The Swedish store has thankfully — or should we say, finally — decided to update its sizing structure to be more reflective of the rest of the industry. Garments in H&M stores now bear hang tags that read, “You’ve asked, we’ve listened! We’re changing our sizing. Try on this item to find your size,” as Racked recently discovered.
So, what exactly does this mean?
"H&M in the USA will be updating their sizing structure for ladies’ customers starting with new Summer and Fall 2018 products,” a spokesperson for the brand told TODAY Style, adding that this will affect the U.K., U.S., Canada, Mexico and Colombia locations. "We always want to listen to our customers and their feedback. The new sizing will be more in line with the North American sizing standard and the retail landscape of the market."

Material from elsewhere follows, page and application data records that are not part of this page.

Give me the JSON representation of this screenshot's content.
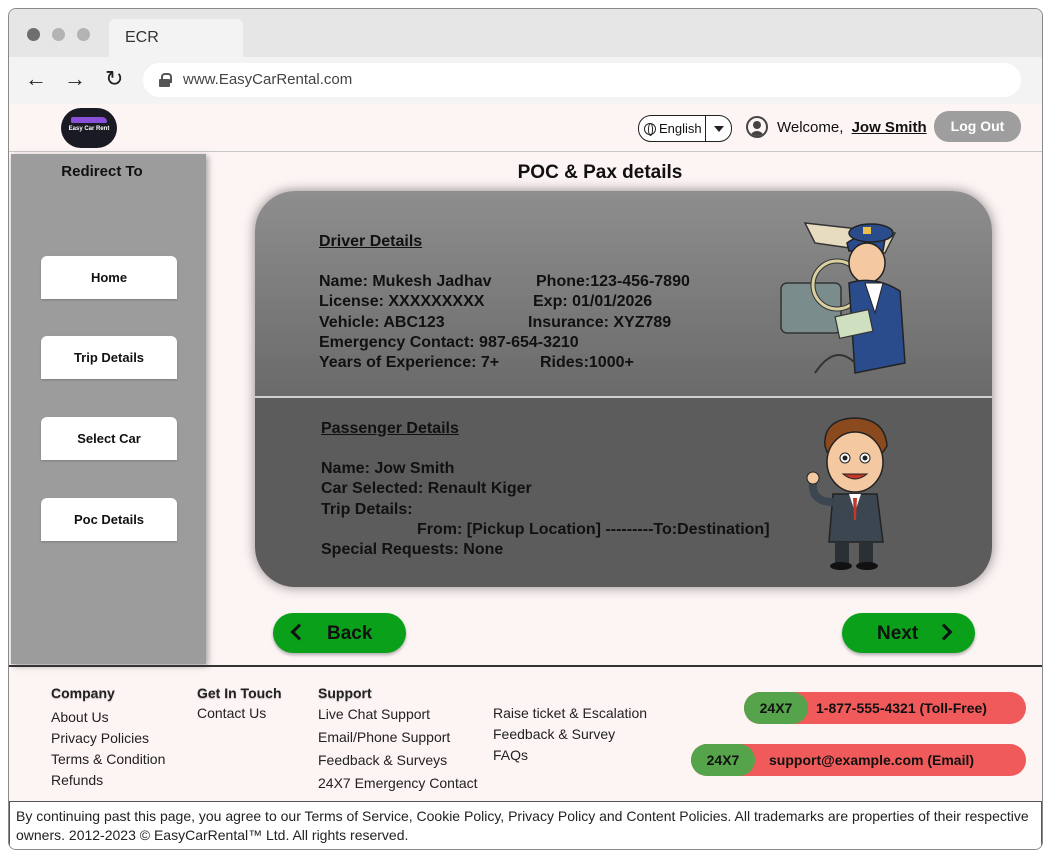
{
  "browser": {
    "tab_title": "ECR",
    "url": "www.EasyCarRental.com"
  },
  "header": {
    "logo_text": "Easy Car Rent",
    "language": "English",
    "welcome_prefix": "Welcome,",
    "user_name": "Jow Smith",
    "logout_label": "Log Out"
  },
  "sidebar": {
    "title": "Redirect To",
    "items": [
      {
        "label": "Home"
      },
      {
        "label": "Trip Details"
      },
      {
        "label": "Select Car"
      },
      {
        "label": "Poc Details"
      }
    ]
  },
  "main": {
    "title": "POC & Pax details",
    "driver": {
      "heading": "Driver Details",
      "name": "Name: Mukesh Jadhav",
      "phone": "Phone:123-456-7890",
      "license": "License: XXXXXXXXX",
      "exp": "Exp: 01/01/2026",
      "vehicle": "Vehicle: ABC123",
      "insurance": "Insurance: XYZ789",
      "emergency": "Emergency Contact: 987-654-3210",
      "experience": "Years of Experience: 7+",
      "rides": "Rides:1000+"
    },
    "passenger": {
      "heading": "Passenger Details",
      "name": "Name: Jow Smith",
      "car": "Car Selected: Renault Kiger",
      "trip_label": "Trip Details:",
      "trip_route": "From: [Pickup Location] ---------To:Destination]",
      "requests": "Special Requests: None"
    },
    "back_label": "Back",
    "next_label": "Next"
  },
  "footer": {
    "company": {
      "heading": "Company",
      "items": [
        "About Us",
        "Privacy Policies",
        "Terms & Condition",
        "Refunds"
      ]
    },
    "contact": {
      "heading": "Get In Touch",
      "items": [
        "Contact Us"
      ]
    },
    "support": {
      "heading": "Support",
      "items": [
        "Live Chat Support",
        "Email/Phone Support",
        "Feedback & Surveys",
        "24X7 Emergency Contact"
      ]
    },
    "support2": {
      "items": [
        "Raise ticket & Escalation",
        "Feedback & Survey",
        "FAQs"
      ]
    },
    "phone_pill": {
      "tag": "24X7",
      "text": "1-877-555-4321 (Toll-Free)"
    },
    "email_pill": {
      "tag": "24X7",
      "text": "support@example.com (Email)"
    },
    "legal": "By continuing past this page, you agree to our Terms of Service, Cookie Policy, Privacy Policy and Content Policies. All trademarks are properties of their respective owners. 2012-2023 © EasyCarRental™ Ltd. All rights reserved."
  },
  "colors": {
    "accent_green": "#0aa01a",
    "pill_red": "#f05a5a",
    "pill_green": "#55a34a",
    "sidebar_gray": "#9c9c9c",
    "page_bg": "#fdf4f4"
  }
}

The brand first began to make this shift in late 2017 for the H&M Divided collection, when they updated their XS-XXL sizing by one standard deviation (meaning that if you used to be a medium, you’re now a small) and adding size XXS to make up the difference, the spokesman confirmed. The next phase will make the same sort of shift within numbered sizing — so if you were formerly a size 12, you’d now be a 10.
This may seem like a step in the right direction — and will certainly make visits to the dressing room marginally less dramatic — but some feel that it’s not enough, especially when it comes to inclusivity. The brand made headlines in 2016 for casting plus-sized model Ashley Graham in their campaign without carrying plus-sized clothing in stores.

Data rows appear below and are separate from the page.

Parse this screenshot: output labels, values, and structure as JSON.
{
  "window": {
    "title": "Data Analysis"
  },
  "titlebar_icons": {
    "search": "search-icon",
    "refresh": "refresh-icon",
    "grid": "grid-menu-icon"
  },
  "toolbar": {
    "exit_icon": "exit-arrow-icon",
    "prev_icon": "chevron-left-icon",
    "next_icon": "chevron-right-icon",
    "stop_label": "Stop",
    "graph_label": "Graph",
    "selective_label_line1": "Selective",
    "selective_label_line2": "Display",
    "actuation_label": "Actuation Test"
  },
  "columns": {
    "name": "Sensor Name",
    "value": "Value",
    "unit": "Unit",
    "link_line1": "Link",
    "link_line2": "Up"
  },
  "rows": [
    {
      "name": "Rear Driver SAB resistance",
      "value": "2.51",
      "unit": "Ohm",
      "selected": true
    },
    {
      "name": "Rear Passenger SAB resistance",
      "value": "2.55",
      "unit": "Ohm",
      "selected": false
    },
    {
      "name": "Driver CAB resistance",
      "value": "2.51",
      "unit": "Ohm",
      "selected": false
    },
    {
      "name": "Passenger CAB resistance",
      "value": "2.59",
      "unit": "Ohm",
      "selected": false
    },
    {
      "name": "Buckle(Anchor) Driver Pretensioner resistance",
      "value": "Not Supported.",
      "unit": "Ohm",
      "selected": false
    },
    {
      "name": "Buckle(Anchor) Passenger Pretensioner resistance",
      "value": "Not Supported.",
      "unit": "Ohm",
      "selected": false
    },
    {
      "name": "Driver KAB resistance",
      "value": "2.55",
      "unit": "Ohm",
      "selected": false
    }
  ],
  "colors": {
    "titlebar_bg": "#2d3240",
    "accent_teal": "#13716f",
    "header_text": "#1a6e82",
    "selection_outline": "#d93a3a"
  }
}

“Unfortunately, H&M’s efforts to adjust their sizing have missed the mark. Giving a size 12 garment a size 10 tag only helps the size-14 women who can now fit into a 12,” Lauren Chan, fashion editor and former plus-size model” told TODAY. "More importantly, it sends the message that having a smaller number on the inside of your dress is better and that can be harmful to peoples’ self-worth.” She notes that the brand has said that they’re expanding some of their core collection styles to size 18 on their website, but wonders why these efforts haven’t been put forth in their stores.
The H&M representative said their plus-size offerings will include up to a size 26 in select stores and on HM.com moving forward.
Though H&M isn’t quite there yet, Chan has seen commendable progress from other affordable brands. ”Asos sets a good example for inclusive sizing in fast-fashion,” she says. "As I speak, their site has 3,675 plus-size options — many of them about as trendy as you can get in bigger sizes — compared to H&M’s 239. And they’ve recently made the news for using unretouched images of models.”
Finding a pair of jeans that actually fits you at H&M (that is, if they carry your size) may now require less random guesswork, but it also highlights an important lesson.
“Remember that the number on your clothes does not define you,” said Chan. "Cut the damn tag off if you need to!”